The 61st edition of the Salone del Mobile has just closed its doors, with expectations exceeded in terms of attendance. First assessments and impressions of this very dense event, marked by the return of Euroluce.
The Milan Furniture Fair has just closed its doors with an estimated attendance of 307,418 participants, a 15% increase over the 2022 edition. This is obvious for those who walked the aisles of the Fiera last week, sometimes waiting up to 20 minutes to enter some stands.
65% of the visitors came from abroad: with the strong return of China, followed by Germany, France, the United States, Spain and Brazil being ex aequo, out of the 181 countries of origin identified. An expectation, and a response in person, which always confirms the essential role of the event on the international scene. From an exhibitor’s point of view, more than 2000 brands were present from 37 different countries. On an air of reunion, the stands reoccupied again very large surfaces, which allowed to juggle skilfully between iconic pieces, best-sellers and new collections, greeting in the passages of declensions of materials, the continuation of a work of the manufacturers around the recyclability of the products (choice of materials, modularity, reparability). Of course, the Italians received as masters of the place, in neat scenographies, some with sensitive winks: Pedrali, returning to its fundamentals, opened with the Nari chair, co-designed by Andrea Pedrali and his grandfather Mario, founder of the company.
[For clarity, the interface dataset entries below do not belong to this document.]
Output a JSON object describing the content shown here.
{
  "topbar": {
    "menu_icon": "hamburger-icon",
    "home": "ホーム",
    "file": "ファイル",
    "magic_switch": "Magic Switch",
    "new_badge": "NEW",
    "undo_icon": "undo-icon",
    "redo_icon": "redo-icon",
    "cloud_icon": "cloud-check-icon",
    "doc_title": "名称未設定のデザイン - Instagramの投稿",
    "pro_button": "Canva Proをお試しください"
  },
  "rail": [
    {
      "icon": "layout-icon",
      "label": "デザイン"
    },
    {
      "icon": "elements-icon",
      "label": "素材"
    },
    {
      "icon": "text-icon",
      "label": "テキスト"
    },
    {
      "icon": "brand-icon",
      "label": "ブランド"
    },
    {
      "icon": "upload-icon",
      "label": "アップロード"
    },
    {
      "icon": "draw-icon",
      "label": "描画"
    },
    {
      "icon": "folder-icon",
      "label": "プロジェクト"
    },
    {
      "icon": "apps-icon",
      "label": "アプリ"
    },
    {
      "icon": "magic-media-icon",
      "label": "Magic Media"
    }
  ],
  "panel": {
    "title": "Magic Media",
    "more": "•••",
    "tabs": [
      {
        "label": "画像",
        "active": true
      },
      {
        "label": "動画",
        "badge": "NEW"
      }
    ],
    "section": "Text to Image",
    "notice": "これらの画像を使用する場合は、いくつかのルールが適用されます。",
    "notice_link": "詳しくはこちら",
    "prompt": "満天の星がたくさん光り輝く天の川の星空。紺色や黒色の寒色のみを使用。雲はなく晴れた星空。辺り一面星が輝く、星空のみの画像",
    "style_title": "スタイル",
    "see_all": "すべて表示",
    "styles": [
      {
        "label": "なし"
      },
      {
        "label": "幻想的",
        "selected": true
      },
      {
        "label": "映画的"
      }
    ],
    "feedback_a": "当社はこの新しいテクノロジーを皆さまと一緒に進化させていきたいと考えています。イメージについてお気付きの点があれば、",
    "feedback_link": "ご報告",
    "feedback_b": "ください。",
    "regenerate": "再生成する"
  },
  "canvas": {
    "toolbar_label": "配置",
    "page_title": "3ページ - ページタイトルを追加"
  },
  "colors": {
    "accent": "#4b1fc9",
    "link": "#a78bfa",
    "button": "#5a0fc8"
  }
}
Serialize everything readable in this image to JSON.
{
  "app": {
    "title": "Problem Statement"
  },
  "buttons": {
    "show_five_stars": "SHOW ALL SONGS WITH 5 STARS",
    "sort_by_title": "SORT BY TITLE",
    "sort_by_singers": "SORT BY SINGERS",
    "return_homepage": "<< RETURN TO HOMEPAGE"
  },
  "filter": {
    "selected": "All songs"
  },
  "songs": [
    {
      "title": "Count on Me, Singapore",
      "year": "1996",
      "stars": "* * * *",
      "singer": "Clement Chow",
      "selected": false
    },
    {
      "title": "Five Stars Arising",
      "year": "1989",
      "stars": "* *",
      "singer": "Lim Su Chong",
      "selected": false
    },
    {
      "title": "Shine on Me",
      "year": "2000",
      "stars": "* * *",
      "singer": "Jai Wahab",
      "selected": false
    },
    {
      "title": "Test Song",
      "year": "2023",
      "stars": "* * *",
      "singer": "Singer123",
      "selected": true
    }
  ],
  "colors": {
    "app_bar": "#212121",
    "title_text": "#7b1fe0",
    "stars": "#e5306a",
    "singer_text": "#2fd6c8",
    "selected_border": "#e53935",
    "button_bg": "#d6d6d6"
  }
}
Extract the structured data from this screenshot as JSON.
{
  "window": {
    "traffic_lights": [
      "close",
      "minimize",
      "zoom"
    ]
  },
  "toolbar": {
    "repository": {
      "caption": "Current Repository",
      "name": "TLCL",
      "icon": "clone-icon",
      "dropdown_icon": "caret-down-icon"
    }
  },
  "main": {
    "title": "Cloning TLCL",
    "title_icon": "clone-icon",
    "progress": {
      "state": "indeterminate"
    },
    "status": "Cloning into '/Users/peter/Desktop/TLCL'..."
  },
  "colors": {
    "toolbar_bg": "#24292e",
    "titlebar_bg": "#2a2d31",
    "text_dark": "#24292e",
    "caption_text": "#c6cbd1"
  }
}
Among the first impressions of what the market will become, we note the porosity of the publishers’ proposals to other sectors. The opening up of indoor editors to the outdoor market, which has already been underway for several years, is becoming a constant: this may be pushing outdoor furniture manufacturers to identify themselves in other niches. As an example, Fermob marked its legitimacy in the indoor, and particularly the contract sector, by presenting versions of the Study (design Tristan Lohner) or the Bistro chair covered with leather, and a secretary, while posing as a manufacturer of lighting with another stand dedicated to Euroluce. Another illustration, Ethimo broadened its approach to outdoor living as a way of life to be considered, from a structural point of view, with a pergola at the entrance to the stand, and from the point of view of activities, with accessories and products related to outdoor cooking or sports, for example.
A successful return for Euroluce
This 61st edition was strongly marked by the return of Euroluce, which was eagerly awaited and thought to be a test foreshadowing the show’s future developments. On the one hand, the scenography was centered on the visitor experience, so that he could see a maximum number of stands during his visit, while taking into account his needs (rest, connection…). This challenge was met by Formafantasma: if it was not always easy to locate the stands from the numbering assigned, the strolling was much more fluid – all the more appreciable in the crowd of visitors, compared to the halls dedicated to furniture -, punctuated by mini-exhibitions, installations of artists’ works, as well as multiplied break areas. The open space of talks was joined by a richly endowed bookstore area. Contributing to this quality of visit, the halls dedicated to Euroluce were not illuminated, leaving the totality of the lighting to each stand: this gave a peaceful visit, valued the universe of each manufacturer, whatever the size of its stand. Finally, among the products, from Artemide to Flos, through Brokis and many others, we noted above all technical innovations, very subtle, for editors at the service of architectural design solutions, in a multiplication of elements that can live alone as well as in a combination of modular systems at will.
In fine, this 2023 edition revealed the transition that seems to operate the Show as a whole by consolidating a positioning on the interest of the prescription, particularly flagrant on Euroluce. Thus, in the long run, the challenge for future exhibitors will no longer be to present new products as such, but above all to show their ability to respond to the projects of interior design professionals, to position themselves in terms of recommending solutions: a real return to the fundamentals of design?